◆ ASSIGNMENT:
Pull out each line of the data that includes the word "type".

(Dataset rows describing interfaces)
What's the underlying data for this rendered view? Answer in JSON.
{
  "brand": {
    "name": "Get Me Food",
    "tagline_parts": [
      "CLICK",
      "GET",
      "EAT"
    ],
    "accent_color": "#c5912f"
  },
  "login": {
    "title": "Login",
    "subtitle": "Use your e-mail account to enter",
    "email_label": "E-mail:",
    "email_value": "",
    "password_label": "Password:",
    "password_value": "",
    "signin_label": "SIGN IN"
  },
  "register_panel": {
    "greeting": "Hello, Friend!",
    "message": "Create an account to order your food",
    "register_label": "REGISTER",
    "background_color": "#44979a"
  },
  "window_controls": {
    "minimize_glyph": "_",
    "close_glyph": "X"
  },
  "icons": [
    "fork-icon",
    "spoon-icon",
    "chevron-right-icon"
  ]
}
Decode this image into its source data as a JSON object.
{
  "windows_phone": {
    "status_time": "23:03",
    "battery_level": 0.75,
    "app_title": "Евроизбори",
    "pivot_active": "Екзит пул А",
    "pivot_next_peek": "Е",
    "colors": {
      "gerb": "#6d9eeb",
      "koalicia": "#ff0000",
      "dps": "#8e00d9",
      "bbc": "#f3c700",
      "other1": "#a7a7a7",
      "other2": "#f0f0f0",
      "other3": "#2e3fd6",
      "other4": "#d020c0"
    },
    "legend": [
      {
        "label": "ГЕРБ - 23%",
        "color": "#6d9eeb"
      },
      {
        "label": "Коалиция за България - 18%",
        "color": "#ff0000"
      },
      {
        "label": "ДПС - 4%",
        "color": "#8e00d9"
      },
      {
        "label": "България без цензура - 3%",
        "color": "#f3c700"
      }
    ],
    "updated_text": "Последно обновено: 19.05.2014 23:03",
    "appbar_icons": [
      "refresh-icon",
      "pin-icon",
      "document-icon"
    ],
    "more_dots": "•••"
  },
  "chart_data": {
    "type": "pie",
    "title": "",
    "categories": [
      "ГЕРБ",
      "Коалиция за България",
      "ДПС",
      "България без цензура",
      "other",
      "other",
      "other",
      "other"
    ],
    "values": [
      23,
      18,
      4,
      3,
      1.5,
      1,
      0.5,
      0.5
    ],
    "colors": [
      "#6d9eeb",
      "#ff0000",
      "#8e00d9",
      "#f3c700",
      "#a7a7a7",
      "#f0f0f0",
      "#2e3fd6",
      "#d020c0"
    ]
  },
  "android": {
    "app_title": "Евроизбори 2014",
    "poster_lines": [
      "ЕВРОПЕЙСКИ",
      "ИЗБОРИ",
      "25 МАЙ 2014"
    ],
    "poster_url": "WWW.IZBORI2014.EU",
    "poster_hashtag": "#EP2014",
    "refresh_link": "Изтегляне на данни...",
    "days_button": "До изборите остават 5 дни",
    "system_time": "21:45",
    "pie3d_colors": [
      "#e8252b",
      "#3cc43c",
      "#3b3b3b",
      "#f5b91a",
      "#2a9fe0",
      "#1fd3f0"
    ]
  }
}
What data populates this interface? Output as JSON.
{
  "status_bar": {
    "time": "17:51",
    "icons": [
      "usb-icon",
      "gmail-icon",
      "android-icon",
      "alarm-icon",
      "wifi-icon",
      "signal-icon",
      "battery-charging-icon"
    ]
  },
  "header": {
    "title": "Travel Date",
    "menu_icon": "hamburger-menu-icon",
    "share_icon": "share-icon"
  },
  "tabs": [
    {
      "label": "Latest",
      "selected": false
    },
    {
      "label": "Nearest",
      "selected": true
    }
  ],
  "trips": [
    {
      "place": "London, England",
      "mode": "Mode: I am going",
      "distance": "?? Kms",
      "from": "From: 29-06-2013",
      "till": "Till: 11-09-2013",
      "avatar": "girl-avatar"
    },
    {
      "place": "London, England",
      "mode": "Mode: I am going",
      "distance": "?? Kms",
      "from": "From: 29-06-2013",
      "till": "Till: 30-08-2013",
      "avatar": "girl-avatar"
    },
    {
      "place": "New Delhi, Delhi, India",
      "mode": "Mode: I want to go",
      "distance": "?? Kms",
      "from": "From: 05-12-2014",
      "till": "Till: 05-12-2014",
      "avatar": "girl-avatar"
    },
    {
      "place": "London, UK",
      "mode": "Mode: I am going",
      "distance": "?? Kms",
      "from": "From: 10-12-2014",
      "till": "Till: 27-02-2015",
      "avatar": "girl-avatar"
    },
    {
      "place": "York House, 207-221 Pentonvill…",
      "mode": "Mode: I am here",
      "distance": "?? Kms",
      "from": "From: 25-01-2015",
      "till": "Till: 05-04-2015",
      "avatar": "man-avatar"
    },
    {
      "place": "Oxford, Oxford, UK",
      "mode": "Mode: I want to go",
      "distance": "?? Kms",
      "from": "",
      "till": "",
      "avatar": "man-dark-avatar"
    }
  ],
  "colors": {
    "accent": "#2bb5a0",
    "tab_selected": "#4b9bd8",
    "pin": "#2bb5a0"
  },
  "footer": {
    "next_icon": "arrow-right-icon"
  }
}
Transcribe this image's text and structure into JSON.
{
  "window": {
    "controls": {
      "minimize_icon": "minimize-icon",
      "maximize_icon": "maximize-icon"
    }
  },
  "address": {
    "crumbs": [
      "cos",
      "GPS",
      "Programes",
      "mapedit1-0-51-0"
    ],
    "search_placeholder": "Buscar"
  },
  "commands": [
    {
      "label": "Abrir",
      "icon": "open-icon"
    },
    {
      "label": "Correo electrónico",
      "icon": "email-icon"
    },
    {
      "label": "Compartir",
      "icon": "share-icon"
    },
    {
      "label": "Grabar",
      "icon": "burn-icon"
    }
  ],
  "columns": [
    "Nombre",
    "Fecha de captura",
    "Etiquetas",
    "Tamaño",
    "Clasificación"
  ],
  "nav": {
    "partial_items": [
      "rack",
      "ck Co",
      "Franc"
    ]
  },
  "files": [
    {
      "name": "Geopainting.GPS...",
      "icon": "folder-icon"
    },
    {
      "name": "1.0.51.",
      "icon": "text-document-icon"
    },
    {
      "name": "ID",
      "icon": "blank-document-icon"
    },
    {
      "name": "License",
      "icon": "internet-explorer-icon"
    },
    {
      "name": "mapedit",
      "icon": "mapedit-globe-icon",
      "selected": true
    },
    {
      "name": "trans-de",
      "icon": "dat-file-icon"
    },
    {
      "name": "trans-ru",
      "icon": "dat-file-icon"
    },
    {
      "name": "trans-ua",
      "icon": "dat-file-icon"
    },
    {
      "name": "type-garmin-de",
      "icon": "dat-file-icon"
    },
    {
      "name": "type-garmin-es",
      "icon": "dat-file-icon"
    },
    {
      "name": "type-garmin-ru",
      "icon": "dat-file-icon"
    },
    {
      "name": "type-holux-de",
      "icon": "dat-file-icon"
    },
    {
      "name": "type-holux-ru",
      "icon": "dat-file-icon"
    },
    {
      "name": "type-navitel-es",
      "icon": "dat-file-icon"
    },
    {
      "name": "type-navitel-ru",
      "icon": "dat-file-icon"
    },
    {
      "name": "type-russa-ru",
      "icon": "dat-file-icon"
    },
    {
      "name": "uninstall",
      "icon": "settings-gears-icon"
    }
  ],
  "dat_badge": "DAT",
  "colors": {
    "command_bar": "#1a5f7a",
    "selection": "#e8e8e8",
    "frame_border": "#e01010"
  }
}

◆ SOLUTION FOR THIS EXERCISE:
    "type": "pie",
      "name": "type-garmin-de",
      "name": "type-garmin-es",
      "name": "type-garmin-ru",
      "name": "type-holux-de",
      "name": "type-holux-ru",
      "name": "type-navitel-es",
      "name": "type-navitel-ru",
      "name": "type-russa-ru",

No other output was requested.